Iranian politicians have taken a broader view of the summit, citing its significance for their country. The head of the Iranian parliament's National Security and Foreign Policy Committee, Alaeddin Borujerdi, said that the summit was important in raising Iran's international profile and providing a model of regional cooperation. Borujerdi expressed hope that the parties might reach a mutually satisfactory agreement.
A fellow committee member, Reza Talai-Nik, called the summit an opportunity to reach an agreement that is crucial to the Caspian environment and trade, and an occasion to hold consultations with the Russians on key issues like the nuclear issue and the stalled construction of the Bushehr power plant.
Another committee member, Heshmatollah Falahatpisheh, suggested that Tehran and Moscow can play a decisive role in shaping a framework for the Caspian. Falahatpisheh said Iran's share is "at least 20 percent," and added that Iran and Russia could agree to ensure that figure does not decrease. He also cited a need to demilitarize the Caspian and curb pollution.
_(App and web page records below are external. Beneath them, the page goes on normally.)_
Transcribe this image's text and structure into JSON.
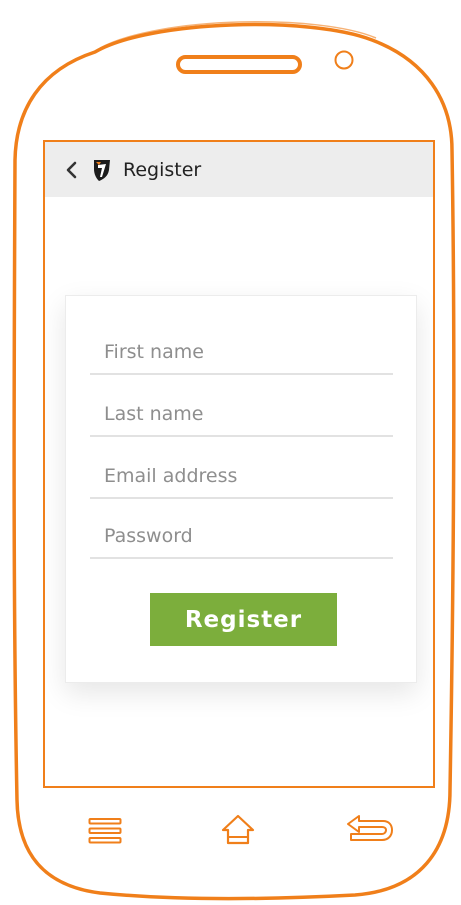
{
  "app_bar": {
    "title": "Register",
    "back_icon": "chevron-left-icon",
    "logo_icon": "brand-shield-icon"
  },
  "form": {
    "first_name": {
      "placeholder": "First name",
      "value": ""
    },
    "last_name": {
      "placeholder": "Last name",
      "value": ""
    },
    "email": {
      "placeholder": "Email address",
      "value": ""
    },
    "password": {
      "placeholder": "Password",
      "value": ""
    },
    "submit_label": "Register"
  },
  "nav_bar": {
    "menu_icon": "menu-icon",
    "home_icon": "home-icon",
    "back_icon": "back-arrow-icon"
  },
  "colors": {
    "accent_orange": "#f07f1a",
    "button_green": "#7cae3c",
    "app_bar_bg": "#ededed",
    "field_underline": "#e2e2e2",
    "placeholder_text": "#8e8e8e"
  }
}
Expediency Council Secretary Mohsen Rezai said the summit would give Iran an opportunity to press its claims with Russia. Rezai told a gathering that President Putin's visit provides an opportunity for Tehran to state in a "friendly but firm manner" its claims of "several years," presumably on the nuclear issue, Bushehr, and the Caspian. Rezai said his country has to "make the Russians understand that we are not prepared to overlook our evident rights," adding that "if the Russians continue their friendship and cooperation with us, we too will continue."
Rezai's comments reflect the ongoing concerns of a number of Iranian politicians, although the candor with which those worries are expressed increases with the distance of those politicians from official posts. The concerns include Iran's need for allies in an increasingly hostile international environment, Russia's increasing significance in that context, and fears that Moscow will abuse its position to the detriment of Iran.
In contrast with the vigorous and polemical language
that Iranian officials and even diplomats use when discussing domestic politics
or Middle Eastern affairs, senior Iranian officials have been loathe to make
dramatic statements concerning Russia. Moscow cuts a murky and sinister profile
in the discourse of some Iranian politicians and papers. One daily, "Aftab-i
Yazd," commented that Moscow's portrayal might lie at the heart of certain
right-wing legislators' recent tendency to blame Khatami's former government for
a purportedly soft approach to the Caspian. The daily suggested that reformists
are regarded as an easier target than Russia, and it urged those same
parliamentary critics to press the current government to defend Iran's rights --
if they are firm in their views. Beneath these exchanges, there could be a
collective concern that there is little that Iran can do to impose its views on
-- or even persuade -- increasingly assertive and seemingly unscrupulous states